=== Section Start ===
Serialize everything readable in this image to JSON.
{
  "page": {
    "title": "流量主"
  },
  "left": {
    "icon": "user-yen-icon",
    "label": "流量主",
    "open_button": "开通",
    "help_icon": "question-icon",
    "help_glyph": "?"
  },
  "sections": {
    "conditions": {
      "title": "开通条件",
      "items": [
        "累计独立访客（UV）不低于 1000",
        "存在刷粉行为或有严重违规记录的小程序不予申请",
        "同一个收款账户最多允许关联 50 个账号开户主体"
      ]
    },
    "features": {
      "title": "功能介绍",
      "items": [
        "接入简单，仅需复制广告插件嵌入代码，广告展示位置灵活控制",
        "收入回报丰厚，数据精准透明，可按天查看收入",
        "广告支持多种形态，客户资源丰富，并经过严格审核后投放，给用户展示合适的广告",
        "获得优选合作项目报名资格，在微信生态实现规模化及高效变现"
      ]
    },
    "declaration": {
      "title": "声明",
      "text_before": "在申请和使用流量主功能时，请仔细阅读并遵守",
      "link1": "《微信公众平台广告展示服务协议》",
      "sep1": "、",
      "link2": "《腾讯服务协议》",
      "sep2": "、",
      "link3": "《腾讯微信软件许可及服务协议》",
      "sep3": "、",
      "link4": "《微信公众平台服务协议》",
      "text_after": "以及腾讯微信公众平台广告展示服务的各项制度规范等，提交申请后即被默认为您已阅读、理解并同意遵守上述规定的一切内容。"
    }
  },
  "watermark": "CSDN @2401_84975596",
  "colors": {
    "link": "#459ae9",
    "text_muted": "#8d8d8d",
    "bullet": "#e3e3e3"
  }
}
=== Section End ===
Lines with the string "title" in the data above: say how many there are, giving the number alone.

4